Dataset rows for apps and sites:
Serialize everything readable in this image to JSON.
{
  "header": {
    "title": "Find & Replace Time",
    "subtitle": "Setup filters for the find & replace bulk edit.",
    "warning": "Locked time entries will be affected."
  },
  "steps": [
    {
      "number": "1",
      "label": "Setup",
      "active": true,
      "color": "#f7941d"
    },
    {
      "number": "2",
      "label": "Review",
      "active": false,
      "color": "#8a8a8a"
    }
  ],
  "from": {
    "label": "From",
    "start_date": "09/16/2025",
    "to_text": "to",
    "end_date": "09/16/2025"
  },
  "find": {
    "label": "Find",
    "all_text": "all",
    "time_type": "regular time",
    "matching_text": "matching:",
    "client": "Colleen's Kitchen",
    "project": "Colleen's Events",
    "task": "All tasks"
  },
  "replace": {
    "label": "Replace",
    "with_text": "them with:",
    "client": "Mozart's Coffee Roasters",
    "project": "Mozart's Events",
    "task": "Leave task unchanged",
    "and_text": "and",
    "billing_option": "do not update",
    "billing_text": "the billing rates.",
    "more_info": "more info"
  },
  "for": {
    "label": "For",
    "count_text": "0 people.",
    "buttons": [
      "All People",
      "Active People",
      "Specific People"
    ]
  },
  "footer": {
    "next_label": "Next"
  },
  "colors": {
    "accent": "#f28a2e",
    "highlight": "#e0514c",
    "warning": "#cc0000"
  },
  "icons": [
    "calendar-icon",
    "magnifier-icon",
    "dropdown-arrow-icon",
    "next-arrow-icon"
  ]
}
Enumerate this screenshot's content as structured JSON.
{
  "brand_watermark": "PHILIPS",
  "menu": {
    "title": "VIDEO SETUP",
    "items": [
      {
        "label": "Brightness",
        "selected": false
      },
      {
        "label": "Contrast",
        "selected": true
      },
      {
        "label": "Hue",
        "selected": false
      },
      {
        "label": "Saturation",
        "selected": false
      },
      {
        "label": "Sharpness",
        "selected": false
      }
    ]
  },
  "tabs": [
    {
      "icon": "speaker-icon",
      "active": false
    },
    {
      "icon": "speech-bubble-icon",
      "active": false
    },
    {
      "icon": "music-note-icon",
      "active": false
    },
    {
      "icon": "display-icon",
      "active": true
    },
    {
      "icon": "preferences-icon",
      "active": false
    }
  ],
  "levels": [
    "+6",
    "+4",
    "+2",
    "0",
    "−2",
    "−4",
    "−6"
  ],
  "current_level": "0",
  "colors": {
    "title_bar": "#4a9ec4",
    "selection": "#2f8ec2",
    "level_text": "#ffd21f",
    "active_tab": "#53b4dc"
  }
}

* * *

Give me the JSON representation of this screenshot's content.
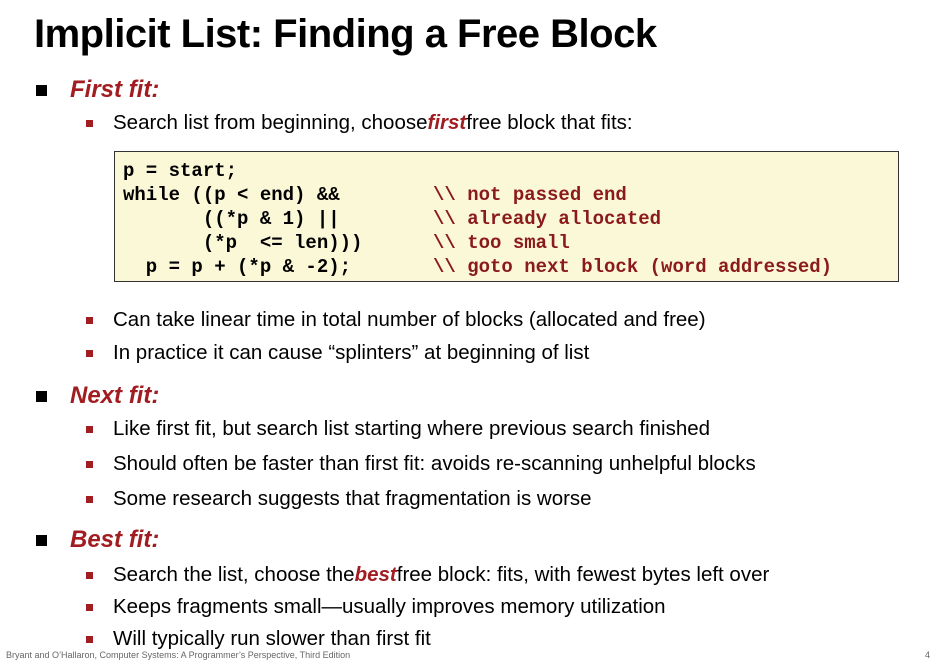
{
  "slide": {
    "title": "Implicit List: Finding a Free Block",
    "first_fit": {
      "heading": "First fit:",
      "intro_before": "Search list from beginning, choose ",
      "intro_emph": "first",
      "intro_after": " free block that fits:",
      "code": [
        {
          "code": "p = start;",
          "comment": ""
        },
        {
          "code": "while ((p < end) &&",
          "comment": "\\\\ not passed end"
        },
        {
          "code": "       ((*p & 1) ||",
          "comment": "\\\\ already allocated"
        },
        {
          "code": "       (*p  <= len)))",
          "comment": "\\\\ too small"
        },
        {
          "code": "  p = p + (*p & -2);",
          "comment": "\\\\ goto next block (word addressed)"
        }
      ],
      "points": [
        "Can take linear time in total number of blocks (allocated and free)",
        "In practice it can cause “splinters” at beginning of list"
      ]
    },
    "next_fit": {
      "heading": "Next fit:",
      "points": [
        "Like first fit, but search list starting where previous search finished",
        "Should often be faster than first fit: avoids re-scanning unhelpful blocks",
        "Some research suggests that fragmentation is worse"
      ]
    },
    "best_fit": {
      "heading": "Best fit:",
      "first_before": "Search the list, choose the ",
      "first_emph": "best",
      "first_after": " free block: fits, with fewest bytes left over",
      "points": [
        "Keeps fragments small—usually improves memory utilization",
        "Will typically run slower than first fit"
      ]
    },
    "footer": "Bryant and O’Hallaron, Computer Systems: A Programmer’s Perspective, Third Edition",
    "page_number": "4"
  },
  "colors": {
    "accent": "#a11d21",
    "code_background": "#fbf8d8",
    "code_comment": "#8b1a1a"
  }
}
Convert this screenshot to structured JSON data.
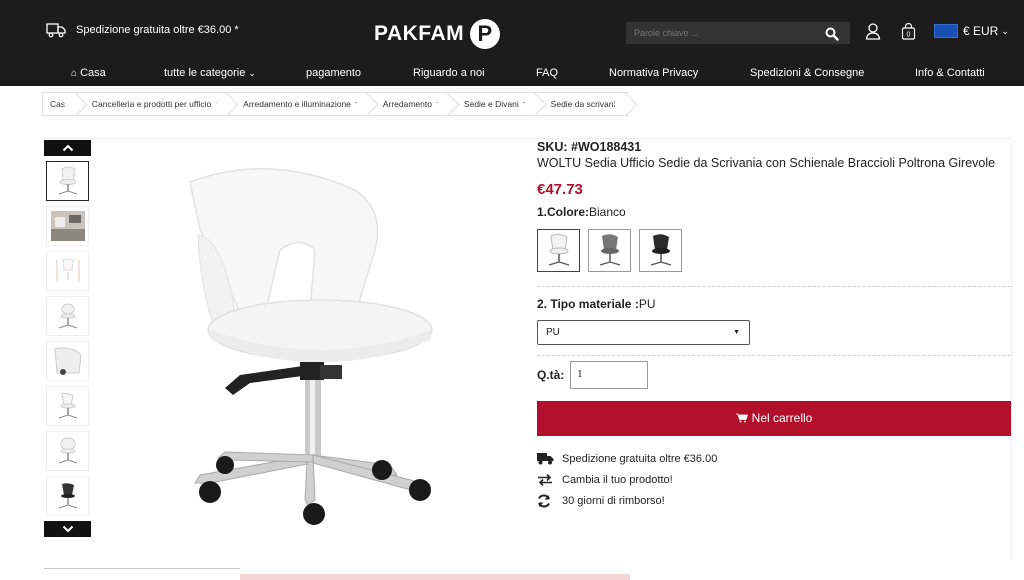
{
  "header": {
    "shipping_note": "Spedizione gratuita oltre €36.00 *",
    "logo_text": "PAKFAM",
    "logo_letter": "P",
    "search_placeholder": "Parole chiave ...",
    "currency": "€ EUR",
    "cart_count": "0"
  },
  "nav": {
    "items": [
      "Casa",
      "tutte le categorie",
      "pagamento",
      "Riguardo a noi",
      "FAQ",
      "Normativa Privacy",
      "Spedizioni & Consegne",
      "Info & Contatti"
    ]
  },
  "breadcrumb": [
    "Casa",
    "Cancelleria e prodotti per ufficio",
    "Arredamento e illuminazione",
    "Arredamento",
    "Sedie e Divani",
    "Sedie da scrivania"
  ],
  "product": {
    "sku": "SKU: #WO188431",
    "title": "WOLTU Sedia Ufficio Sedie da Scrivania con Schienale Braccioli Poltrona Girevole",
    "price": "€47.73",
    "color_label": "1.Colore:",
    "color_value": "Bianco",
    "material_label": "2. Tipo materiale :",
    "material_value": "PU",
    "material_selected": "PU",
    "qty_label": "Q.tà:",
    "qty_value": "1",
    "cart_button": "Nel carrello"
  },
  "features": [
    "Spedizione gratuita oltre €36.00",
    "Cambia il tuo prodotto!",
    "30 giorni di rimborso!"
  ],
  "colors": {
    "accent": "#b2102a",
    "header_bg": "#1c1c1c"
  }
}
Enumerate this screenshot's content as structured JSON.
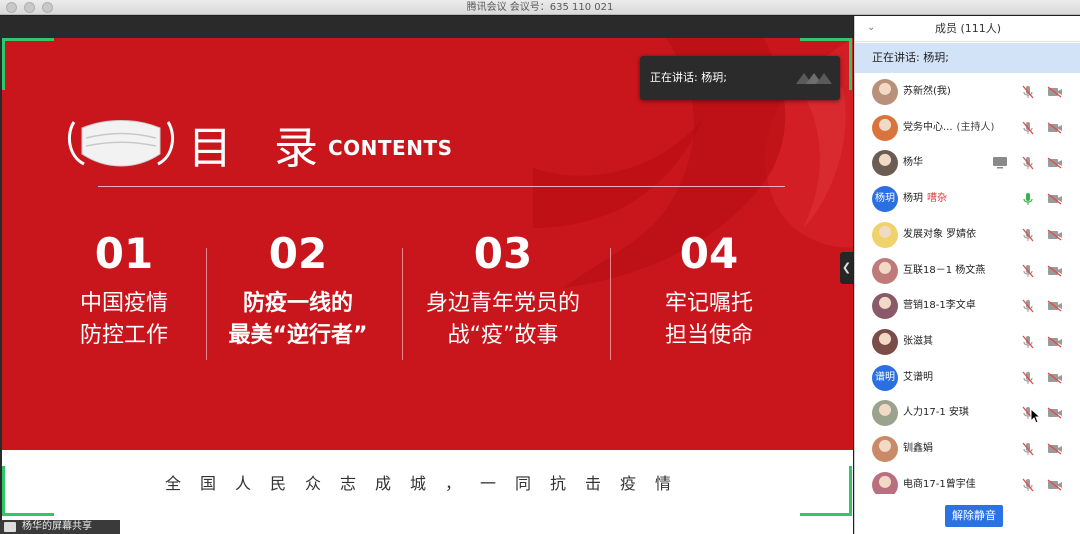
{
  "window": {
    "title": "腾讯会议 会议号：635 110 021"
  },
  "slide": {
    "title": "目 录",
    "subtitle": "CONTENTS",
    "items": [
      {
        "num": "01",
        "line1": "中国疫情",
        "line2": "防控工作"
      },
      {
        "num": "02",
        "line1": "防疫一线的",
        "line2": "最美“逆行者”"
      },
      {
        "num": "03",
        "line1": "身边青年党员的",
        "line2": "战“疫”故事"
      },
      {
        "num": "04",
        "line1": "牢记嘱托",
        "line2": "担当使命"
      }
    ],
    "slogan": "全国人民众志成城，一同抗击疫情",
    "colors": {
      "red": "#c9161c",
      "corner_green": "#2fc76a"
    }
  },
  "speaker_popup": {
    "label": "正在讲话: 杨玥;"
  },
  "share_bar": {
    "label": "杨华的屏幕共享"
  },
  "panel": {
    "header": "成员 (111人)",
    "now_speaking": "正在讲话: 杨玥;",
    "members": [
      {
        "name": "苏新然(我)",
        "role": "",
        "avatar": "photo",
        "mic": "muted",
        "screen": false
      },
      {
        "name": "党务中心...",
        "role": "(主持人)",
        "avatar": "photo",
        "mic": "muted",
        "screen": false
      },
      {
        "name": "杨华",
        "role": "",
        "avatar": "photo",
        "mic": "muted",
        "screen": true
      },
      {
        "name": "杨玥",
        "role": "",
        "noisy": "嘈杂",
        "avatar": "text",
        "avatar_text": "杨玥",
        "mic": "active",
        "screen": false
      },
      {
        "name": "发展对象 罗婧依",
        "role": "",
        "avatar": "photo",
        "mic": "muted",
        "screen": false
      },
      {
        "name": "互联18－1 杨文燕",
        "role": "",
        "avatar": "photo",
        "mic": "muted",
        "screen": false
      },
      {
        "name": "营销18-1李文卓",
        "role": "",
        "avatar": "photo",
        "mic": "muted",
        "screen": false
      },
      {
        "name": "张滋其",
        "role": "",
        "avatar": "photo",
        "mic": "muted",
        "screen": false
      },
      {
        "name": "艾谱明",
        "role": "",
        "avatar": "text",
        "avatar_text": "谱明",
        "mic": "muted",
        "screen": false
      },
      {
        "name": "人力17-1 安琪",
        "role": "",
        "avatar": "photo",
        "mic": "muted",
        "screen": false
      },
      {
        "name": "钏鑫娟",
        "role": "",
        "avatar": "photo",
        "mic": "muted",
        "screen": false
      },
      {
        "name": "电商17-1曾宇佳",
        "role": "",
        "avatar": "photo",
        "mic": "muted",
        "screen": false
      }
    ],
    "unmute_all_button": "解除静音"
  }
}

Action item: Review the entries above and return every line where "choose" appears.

Result for this task:
      "intro_before": "Search list from beginning, choose ",
      "first_before": "Search the list, choose the ",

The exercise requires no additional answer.